Honorable Wilbur D. Owens, Jr., Chief U.S. District Judge for the Middle District of Georgia, sitting by designation


In 1975, Nash scored 84 on the examination but was not promoted


Title VII of the Civil Rights Act of 1964, 42 U.S.C. Sec. 2000e-2(a), prohibits employers from discriminating against any individual with respect to hiring or the terms and conditions of employment based on that individual's race, color, religion, sex, or national origin; or from adversely limiting, segregating or classifying employees on those grounds. Title VII proscribes "not only overt discrimination but also practices that are fair in form, but discriminatory in operation." Griggs v. Duke Power Co., 401 U.S. 424, 431, 91 S.Ct. 849, 853, 28 L.Ed.2d 158 (1971). It is this latter form of liability based upon practices which are "fair in form" but discriminatory in practice, and known as the "disparate impact" theory, that is involved in this case. Under this theory, an employment practice that has the effect of discriminating in any of the forbidden ways may be found to violate Title VII without evidence of the employer's subjective intent to discriminate


Jacksonville's expert witness testified that at least 27 of the 97 examination questions had an adverse impact on black examinees (the examination consisted of 100 questions, but 3 of the questions were determined to be defective as to all examinees and were not considered by the fire department in computing examination scores)

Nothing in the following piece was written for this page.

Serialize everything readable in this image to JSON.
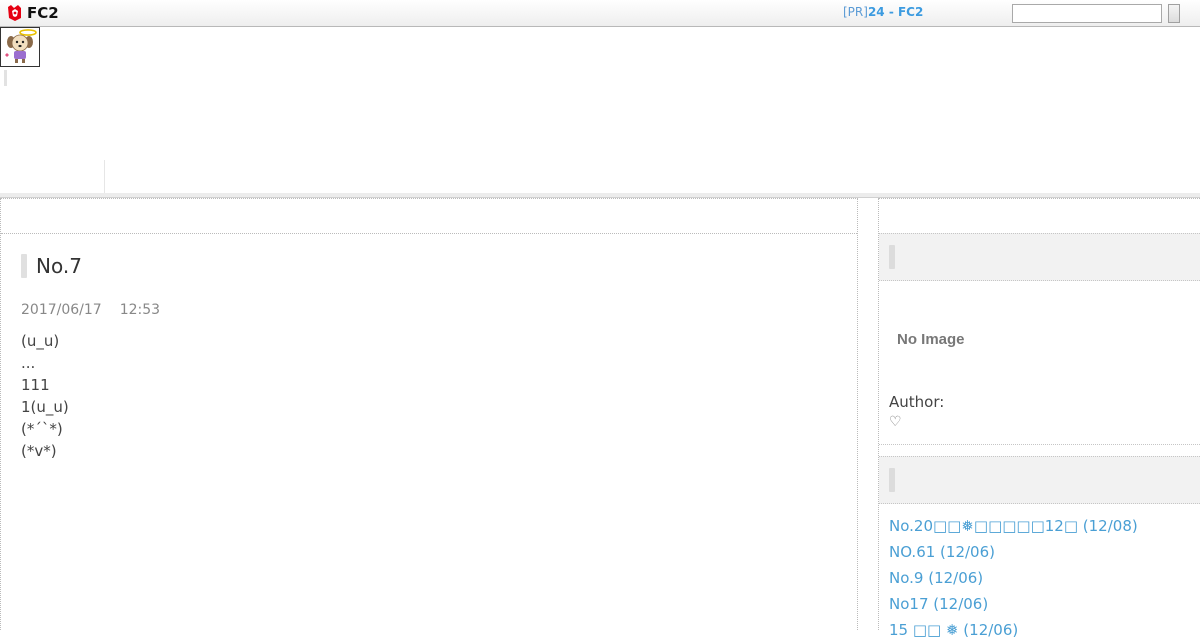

Only Jacksonville's former personnel examiner and current retirement pension manager, who also served as Jacksonville's expert at trial, actually reviewed the examination questions